David Starkey: My wife, Sandy, and I were colleagues for many years at Santa Barbara City College. That wasn’t always great when we brought home the tensions and traumas of the job, but overall I felt having the chance to discuss everything from big-picture pedagogy to the minutiae of a writing prompt really helped me become a better English teacher. What’s been your experience of being a married couple in the same profession?

Mark Blaauw-Hara: We loved being colleagues, and one of the things I miss most at my new job is not having her around. It helps that Jami is a top-notch teacher, so if I was struggling with how to address something in my classes, I could just walk down the hall to her office and ask her how she’d do it, and that would help me a lot. Jami’s right that it’s sometimes hard to remind people that we’re not the same person, though, and that colleagues should treat us as individuals rather than asking us what the other person might think or say.

Jami Blaauw-Hara: We met at Michigan State University’s Writing Center when I was a brand new graduate student and Mark was at the very end of his undergraduate career. Thus, our relationship started out with a recognition of our interest in writing pedagogy. I even brought an article about hypertext to our first date, which I’m a little embarrassed about now! I would say that it’s mostly been a natural pleasure to work together, and I miss him in my department now. One challenge was convincing the campus community that we were separate individuals with different opinions and strengths. I was often asked if Mark was available to do something or if I knew when or where he was teaching. My response was always “You’ll have to ask him!”

DS: I’d like to end our conversation by discussing an issue that I don’t think receives the attention it should at the college level, and that’s teacher burnout. We hear a lot these days about “quiet quitting,” but I think for many of us dedicated to teaching composition students, that’s not really an option. For me, once that first set of essays comes in the job basically becomes seven days a week until after I’ve turned in my final grades. Our long vacations are a blessing, to be sure, but those weeks in the trenches reading and responding to student prose can be really draining, no matter how much we want to help our students become better writers. Any thoughts about how our colleagues deep into their careers, as well as those just beginning, can avoid becoming casualties of too much work?

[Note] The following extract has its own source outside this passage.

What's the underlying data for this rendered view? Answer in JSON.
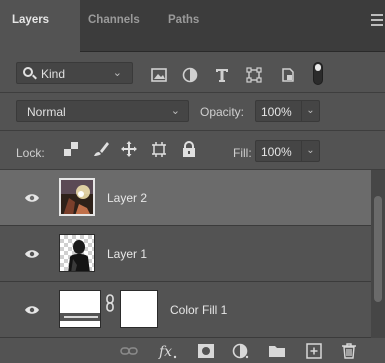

JBH: I struggle with this at this stage in my career, especially when my current institution is going through some administrative changes that are challenging. When I focus on my students and the importance of human relationships, I am buoyed. Human relationships are important to me, and even though they can tire me, as an introvert, they are what ultimately bring me the most satisfaction in my job. I focus on getting to know my classes, to try to reach out and really connect to the humans who spend a semester with me. Specifically, I use grading conferences for essays where I read and grade papers in conversation with students. It has been a game-changer for me. It decreases the dreaded stack of papers to grade, and it helps me stay connected to my students as people.

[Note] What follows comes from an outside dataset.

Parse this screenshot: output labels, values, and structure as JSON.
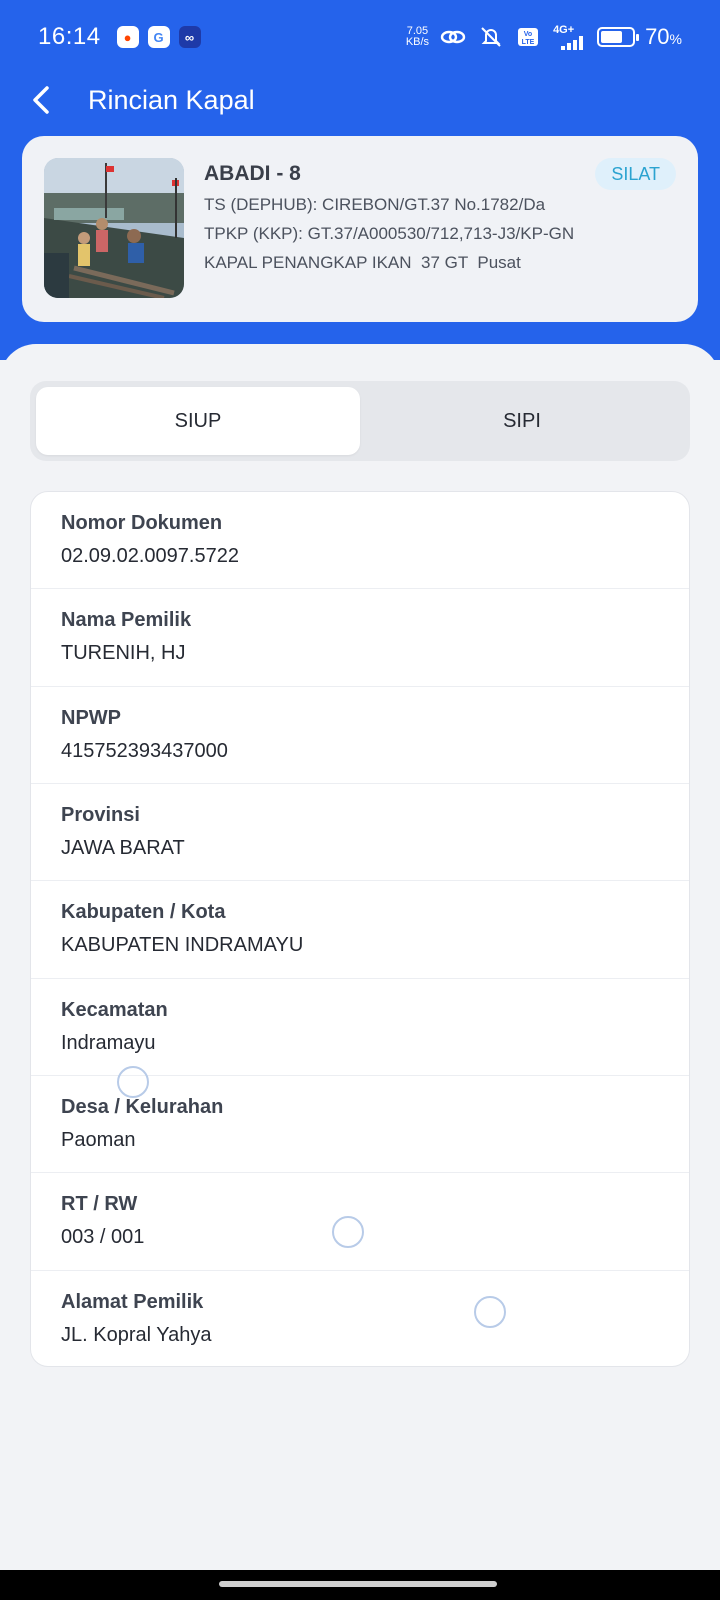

MBH: I can totally relate, David, and I bet a lot of other writing faculty can as well. One thing I’d recommend is cultivating some things outside of the job. For me, one of those major things I did was really dive into the larger scholarly community. Heading off to conferences or working with colleagues at other institutions on ALP not only gave me great ideas, but it buoyed me up. It’s just good to know that other people are in similar situations, in those same trenches. Another thing I did–and I know you share this, David–is lean into other passions that have nothing to do with the classroom, which for me is music. I’ve played live music in various bands for my whole career, and whether it was being in an official band, just jamming, or even going to see live shows, that helped me interact with lots of other people who were outside of education and just kept me fresh. I’m the kind of person who needs lots of different things to be going on–I don’t do too well if I focus too hard on any one thing. (I’m jealous of people who can really dig into one area and be happy for their entire lives!)

DS: Well, it’s been an enlightening conversation. Thanks to both of you!

MBH: It’s been really fun for us as well, David. Thank you so much for asking us to be a part of this conversation! And good luck with the book!